● Dataset:
────────────────────────────────────────
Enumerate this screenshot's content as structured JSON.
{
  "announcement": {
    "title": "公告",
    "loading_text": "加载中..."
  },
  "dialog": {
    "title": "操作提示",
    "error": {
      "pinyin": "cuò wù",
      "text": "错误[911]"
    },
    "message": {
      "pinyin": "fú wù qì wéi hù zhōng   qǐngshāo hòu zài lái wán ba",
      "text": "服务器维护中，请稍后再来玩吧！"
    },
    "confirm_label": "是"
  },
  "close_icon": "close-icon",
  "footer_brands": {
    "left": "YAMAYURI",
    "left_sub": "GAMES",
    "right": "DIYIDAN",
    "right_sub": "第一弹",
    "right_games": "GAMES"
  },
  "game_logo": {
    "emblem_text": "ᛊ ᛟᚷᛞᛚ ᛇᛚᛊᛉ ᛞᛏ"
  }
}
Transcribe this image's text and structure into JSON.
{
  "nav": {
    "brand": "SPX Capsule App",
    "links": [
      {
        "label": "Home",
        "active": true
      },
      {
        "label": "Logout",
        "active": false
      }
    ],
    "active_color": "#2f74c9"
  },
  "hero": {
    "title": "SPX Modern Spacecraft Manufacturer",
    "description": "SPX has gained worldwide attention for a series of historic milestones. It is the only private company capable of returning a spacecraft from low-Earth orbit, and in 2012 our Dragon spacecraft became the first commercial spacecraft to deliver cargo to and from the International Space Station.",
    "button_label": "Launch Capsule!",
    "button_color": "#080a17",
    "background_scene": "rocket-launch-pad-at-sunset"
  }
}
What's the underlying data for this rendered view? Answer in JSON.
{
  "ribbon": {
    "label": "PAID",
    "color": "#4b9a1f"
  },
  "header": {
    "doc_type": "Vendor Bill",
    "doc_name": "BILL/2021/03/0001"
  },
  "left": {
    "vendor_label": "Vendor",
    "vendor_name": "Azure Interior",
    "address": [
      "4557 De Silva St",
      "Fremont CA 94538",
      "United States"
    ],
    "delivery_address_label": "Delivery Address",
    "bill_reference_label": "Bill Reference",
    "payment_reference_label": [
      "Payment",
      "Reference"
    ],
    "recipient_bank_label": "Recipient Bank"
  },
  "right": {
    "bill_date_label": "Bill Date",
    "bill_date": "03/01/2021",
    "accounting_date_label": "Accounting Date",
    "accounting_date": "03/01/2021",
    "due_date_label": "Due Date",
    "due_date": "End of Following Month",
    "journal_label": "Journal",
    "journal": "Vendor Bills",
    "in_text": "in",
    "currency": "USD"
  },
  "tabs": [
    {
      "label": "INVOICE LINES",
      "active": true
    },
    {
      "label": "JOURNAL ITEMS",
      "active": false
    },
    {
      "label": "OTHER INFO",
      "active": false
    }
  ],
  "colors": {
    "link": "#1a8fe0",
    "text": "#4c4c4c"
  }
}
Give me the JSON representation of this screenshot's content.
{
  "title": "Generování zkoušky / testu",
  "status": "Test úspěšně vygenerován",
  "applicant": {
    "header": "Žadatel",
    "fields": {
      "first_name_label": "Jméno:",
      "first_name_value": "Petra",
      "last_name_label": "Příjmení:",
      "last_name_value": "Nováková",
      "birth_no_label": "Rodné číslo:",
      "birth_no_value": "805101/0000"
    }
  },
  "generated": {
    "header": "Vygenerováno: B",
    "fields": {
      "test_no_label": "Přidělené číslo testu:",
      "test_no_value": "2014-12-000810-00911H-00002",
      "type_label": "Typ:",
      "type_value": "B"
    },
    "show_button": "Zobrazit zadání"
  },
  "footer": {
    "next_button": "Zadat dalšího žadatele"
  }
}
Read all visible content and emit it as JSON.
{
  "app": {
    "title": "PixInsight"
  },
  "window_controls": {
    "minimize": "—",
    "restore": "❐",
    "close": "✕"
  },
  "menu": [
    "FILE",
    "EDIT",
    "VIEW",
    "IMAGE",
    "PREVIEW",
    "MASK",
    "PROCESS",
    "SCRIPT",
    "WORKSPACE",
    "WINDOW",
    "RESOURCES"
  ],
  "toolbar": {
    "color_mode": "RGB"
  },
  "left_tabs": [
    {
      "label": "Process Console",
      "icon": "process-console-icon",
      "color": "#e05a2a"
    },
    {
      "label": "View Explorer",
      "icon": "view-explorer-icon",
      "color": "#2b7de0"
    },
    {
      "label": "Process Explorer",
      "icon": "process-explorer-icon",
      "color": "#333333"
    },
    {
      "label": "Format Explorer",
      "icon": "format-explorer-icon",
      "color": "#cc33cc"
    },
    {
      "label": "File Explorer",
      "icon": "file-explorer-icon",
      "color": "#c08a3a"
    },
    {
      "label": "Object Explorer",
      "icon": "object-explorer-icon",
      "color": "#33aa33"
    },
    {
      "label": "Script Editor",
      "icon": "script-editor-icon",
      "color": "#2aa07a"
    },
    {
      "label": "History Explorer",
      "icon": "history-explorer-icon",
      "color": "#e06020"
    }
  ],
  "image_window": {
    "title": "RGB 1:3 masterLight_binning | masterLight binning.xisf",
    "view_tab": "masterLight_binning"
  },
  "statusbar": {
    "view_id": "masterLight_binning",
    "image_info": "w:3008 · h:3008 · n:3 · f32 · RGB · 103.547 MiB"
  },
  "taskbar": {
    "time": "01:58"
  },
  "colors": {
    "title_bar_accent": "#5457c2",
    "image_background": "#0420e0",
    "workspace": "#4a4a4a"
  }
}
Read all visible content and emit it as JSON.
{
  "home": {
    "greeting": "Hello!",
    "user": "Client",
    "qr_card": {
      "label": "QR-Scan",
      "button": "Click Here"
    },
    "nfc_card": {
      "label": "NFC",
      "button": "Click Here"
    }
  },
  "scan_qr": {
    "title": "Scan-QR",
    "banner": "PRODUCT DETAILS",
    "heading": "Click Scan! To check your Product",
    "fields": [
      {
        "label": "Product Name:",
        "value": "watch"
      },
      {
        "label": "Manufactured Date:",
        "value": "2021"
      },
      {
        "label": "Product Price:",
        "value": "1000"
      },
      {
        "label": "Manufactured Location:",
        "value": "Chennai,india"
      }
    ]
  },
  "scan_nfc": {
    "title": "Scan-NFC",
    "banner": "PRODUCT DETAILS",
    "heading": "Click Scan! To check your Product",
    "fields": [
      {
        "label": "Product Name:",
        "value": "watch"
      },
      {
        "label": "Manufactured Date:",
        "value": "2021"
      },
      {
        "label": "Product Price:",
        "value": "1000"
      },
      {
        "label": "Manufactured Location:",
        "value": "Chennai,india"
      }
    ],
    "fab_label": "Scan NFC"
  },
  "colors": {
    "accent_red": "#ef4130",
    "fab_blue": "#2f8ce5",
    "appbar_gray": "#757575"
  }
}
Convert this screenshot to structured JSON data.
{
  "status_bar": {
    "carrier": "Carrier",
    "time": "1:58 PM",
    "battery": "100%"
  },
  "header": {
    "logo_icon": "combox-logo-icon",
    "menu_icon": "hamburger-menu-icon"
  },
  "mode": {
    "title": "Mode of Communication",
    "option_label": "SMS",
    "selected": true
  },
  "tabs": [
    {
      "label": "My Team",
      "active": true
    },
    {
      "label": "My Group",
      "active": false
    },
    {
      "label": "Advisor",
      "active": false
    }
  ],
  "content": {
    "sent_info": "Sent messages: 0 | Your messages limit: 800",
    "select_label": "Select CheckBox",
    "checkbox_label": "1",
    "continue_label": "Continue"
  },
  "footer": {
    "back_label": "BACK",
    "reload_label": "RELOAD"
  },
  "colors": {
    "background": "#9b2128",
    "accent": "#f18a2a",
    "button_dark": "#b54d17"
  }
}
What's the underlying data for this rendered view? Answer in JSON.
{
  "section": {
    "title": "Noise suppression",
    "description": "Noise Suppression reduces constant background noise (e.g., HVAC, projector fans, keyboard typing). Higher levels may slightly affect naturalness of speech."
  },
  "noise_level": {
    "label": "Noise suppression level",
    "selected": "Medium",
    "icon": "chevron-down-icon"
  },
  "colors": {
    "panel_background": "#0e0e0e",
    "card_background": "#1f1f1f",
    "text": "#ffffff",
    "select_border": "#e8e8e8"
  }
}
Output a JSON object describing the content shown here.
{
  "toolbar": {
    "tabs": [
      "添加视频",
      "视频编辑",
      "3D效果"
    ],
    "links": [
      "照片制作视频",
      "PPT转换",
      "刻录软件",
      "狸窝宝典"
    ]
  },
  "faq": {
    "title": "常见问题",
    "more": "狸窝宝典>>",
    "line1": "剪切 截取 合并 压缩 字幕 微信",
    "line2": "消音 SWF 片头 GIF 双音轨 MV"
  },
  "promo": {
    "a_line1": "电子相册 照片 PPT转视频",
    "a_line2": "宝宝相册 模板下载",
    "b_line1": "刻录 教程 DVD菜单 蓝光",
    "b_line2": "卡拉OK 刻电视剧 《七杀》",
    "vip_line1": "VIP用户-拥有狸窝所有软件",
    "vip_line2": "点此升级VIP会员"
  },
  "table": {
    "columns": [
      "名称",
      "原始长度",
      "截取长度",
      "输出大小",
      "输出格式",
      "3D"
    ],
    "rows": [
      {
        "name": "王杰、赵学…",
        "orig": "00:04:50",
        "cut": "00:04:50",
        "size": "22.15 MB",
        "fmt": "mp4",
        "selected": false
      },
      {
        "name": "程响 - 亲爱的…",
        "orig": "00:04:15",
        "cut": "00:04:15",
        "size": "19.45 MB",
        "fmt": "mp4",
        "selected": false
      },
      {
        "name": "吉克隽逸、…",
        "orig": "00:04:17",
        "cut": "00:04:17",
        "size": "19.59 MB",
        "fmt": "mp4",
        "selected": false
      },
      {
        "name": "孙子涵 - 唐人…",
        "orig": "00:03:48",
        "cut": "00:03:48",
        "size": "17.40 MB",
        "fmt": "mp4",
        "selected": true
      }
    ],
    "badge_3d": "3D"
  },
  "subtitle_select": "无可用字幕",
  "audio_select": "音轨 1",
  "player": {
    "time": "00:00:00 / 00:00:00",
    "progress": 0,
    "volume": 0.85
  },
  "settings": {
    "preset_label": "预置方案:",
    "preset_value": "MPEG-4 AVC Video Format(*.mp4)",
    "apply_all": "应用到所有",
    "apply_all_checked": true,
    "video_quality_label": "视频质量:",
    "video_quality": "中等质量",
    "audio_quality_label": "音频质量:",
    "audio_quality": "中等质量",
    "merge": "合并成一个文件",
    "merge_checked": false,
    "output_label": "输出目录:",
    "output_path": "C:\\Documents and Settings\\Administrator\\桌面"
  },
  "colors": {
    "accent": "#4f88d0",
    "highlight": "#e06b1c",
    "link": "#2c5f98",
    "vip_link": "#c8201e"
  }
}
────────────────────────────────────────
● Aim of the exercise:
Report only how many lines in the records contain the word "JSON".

● Written reply:
9